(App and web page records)
Start of Block

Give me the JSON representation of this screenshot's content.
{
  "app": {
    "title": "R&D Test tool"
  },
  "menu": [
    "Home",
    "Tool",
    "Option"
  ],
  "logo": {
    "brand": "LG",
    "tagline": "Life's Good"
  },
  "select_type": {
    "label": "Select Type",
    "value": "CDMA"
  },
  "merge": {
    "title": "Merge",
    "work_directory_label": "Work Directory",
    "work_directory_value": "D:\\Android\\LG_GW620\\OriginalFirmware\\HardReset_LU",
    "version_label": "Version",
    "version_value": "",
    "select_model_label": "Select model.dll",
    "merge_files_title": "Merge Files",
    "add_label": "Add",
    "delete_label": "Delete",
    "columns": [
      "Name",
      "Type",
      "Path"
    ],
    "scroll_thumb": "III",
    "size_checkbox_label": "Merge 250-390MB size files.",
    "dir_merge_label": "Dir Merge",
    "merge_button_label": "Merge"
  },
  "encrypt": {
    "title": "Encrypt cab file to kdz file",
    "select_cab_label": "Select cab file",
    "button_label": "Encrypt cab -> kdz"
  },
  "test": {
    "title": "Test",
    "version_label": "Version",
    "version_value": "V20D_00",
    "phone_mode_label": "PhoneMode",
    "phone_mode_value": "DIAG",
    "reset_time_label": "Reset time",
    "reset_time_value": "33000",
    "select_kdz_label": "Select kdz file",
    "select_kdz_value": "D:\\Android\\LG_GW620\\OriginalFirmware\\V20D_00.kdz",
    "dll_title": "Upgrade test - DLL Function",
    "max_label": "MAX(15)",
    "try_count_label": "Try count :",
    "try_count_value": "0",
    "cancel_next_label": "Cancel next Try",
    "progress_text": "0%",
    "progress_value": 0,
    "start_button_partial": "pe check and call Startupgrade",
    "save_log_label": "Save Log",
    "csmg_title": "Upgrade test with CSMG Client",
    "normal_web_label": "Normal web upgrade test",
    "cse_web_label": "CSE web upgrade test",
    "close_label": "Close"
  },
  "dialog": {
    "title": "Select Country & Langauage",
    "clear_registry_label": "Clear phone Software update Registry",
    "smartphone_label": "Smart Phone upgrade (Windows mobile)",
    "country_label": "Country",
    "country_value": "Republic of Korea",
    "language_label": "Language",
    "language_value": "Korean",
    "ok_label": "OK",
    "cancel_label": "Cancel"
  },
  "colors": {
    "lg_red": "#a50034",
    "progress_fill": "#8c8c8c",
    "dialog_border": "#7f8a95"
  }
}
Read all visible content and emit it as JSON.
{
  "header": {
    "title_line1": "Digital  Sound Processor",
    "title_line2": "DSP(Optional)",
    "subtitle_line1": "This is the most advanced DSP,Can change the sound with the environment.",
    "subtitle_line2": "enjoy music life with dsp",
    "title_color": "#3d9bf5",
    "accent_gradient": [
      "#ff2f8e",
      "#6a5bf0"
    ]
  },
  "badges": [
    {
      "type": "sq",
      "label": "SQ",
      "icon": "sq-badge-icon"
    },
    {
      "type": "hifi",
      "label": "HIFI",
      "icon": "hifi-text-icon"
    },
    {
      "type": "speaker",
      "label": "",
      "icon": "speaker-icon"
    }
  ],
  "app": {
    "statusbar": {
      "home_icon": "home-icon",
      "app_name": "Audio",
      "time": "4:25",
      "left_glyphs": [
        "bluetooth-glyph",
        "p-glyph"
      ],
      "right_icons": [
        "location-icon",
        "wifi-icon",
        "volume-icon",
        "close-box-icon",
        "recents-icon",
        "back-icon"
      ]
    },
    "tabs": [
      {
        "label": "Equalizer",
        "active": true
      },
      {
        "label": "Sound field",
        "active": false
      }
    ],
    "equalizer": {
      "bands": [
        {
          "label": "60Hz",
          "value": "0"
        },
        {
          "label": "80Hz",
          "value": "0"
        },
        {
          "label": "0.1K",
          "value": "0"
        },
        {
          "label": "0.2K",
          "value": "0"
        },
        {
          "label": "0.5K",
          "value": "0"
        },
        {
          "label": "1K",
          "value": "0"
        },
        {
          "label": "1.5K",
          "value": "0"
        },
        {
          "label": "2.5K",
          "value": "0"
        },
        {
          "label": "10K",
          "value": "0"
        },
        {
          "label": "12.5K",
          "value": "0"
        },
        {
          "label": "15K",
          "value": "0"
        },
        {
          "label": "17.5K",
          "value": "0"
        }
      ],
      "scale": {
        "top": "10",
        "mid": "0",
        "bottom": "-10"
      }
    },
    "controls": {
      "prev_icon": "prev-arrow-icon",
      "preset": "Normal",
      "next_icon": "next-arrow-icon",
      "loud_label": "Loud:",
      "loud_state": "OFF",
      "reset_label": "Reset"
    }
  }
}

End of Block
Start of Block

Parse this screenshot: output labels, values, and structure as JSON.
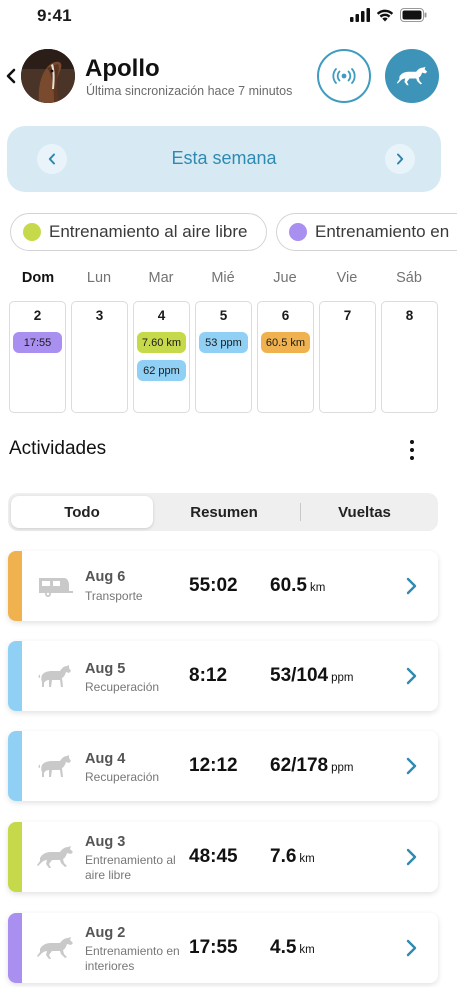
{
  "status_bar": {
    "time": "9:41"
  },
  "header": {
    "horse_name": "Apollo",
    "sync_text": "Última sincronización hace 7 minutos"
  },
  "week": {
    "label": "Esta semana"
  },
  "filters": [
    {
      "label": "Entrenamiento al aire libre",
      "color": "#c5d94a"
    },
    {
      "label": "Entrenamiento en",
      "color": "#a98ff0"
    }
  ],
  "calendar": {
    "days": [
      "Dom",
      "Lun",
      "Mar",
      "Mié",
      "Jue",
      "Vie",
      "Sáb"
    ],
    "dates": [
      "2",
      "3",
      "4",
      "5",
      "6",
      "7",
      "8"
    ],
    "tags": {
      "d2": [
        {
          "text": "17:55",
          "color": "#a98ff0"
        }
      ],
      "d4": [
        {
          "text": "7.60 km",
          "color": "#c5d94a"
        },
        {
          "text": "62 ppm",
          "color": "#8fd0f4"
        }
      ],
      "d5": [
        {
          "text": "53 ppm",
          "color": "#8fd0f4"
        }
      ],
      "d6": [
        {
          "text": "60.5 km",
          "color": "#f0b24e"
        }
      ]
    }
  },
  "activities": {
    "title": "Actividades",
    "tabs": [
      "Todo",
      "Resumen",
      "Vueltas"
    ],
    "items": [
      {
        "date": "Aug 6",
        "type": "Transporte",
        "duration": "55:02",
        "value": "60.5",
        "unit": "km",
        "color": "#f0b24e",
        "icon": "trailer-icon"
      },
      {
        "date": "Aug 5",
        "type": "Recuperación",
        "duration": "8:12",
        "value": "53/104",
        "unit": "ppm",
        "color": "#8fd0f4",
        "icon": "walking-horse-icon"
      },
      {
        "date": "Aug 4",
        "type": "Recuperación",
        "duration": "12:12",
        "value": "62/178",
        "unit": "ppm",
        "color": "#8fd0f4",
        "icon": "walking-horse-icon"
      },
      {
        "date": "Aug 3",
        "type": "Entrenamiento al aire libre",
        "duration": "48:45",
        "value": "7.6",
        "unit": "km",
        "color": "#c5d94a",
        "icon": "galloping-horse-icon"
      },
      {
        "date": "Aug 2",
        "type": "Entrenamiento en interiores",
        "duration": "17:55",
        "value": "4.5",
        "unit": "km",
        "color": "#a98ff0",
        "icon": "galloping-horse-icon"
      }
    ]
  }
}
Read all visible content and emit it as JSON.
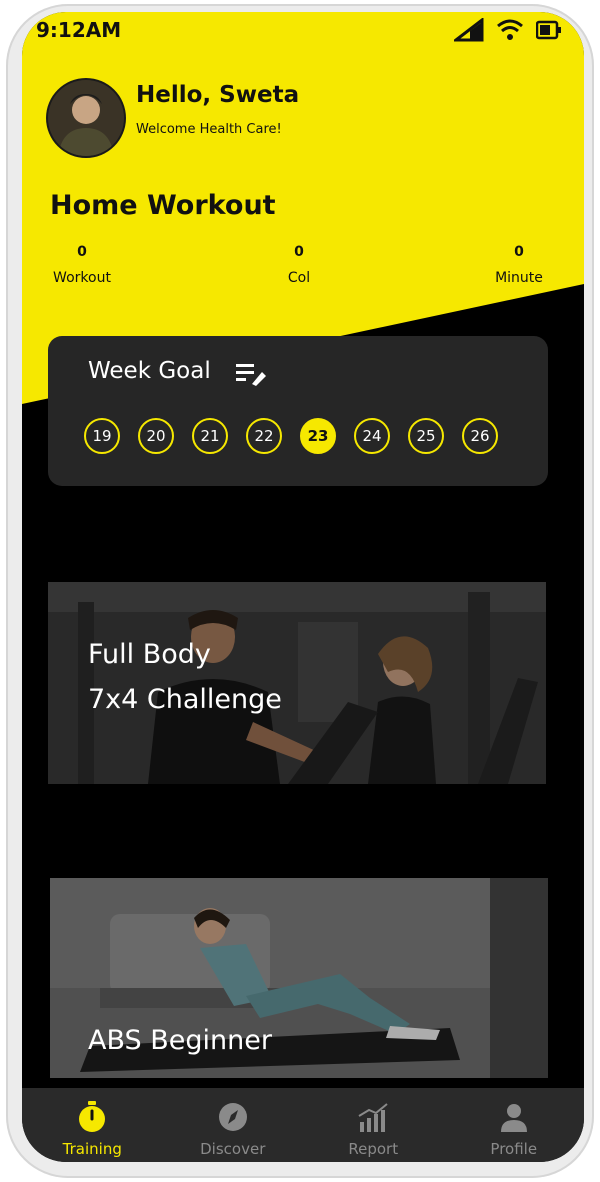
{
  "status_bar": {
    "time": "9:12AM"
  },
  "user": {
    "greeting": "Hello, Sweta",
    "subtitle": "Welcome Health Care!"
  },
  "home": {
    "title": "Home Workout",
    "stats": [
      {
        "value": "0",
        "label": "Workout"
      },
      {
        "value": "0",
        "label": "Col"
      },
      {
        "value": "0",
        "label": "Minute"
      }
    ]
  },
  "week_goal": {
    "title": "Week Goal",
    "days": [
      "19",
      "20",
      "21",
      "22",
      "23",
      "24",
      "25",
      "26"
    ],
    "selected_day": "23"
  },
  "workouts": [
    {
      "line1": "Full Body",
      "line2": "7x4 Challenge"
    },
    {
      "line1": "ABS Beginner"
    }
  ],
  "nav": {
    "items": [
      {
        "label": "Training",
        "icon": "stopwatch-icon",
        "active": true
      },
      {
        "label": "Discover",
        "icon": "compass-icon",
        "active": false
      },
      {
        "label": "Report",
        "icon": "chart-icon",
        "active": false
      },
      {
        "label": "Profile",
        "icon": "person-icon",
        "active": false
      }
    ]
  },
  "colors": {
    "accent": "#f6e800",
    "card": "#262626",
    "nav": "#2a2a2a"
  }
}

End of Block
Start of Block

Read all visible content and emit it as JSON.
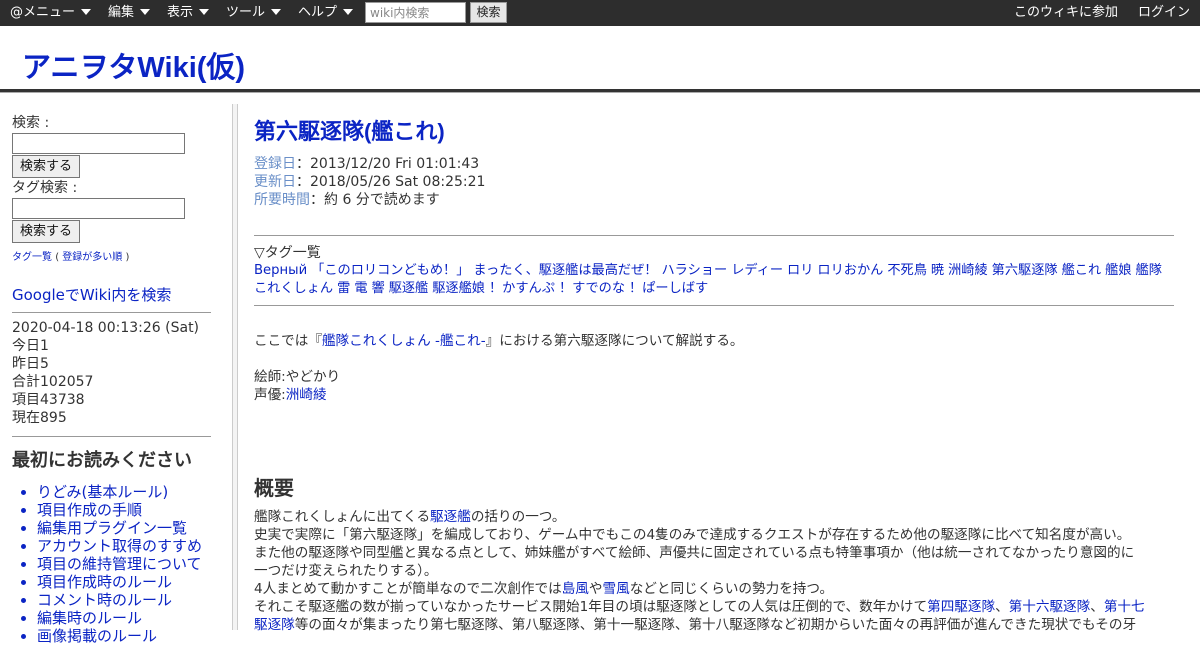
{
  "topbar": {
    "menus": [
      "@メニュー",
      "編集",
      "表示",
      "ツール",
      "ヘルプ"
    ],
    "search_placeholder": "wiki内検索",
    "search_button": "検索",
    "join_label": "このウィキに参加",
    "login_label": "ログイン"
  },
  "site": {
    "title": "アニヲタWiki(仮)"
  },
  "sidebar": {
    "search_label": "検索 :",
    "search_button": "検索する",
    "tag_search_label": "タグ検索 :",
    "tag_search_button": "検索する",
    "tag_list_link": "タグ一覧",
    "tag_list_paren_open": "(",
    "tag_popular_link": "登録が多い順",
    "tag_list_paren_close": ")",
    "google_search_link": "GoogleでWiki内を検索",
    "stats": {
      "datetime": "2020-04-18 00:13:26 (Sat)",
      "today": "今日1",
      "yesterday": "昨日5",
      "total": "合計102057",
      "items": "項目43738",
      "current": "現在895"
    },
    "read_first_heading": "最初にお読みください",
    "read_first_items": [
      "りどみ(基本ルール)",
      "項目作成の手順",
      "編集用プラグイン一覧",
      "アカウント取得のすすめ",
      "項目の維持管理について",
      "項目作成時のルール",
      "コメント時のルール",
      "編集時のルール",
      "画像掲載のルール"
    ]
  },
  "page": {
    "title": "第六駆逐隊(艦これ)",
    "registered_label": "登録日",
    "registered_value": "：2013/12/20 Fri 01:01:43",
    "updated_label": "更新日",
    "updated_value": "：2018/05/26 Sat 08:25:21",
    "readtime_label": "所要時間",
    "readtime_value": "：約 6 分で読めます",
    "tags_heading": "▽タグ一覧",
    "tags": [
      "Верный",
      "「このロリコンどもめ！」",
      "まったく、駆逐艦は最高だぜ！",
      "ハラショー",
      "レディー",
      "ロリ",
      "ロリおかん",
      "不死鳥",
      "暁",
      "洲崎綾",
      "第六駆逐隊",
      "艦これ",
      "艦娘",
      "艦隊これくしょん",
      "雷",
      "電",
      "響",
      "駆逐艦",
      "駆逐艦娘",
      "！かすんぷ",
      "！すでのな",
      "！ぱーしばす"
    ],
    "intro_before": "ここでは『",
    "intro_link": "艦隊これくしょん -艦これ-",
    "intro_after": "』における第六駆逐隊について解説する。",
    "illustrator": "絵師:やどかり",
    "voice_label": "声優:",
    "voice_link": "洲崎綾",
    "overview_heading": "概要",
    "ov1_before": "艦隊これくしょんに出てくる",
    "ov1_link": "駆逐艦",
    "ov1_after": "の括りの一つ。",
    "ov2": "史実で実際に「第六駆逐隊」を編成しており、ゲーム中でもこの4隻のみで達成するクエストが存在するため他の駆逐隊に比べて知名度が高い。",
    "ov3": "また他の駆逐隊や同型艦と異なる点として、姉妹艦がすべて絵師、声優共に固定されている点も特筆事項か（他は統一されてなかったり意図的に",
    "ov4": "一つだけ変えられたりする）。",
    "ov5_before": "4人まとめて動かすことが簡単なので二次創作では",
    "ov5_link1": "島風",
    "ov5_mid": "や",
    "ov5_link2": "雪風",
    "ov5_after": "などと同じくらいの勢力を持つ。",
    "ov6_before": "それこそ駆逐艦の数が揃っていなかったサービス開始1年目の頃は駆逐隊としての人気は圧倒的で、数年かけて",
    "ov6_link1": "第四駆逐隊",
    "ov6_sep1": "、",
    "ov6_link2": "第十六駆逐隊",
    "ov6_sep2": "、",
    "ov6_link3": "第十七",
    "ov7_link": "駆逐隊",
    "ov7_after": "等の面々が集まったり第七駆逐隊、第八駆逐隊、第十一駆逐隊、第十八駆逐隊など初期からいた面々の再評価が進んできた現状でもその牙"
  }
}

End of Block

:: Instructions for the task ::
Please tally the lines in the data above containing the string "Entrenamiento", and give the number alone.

:: Exercise result ::
4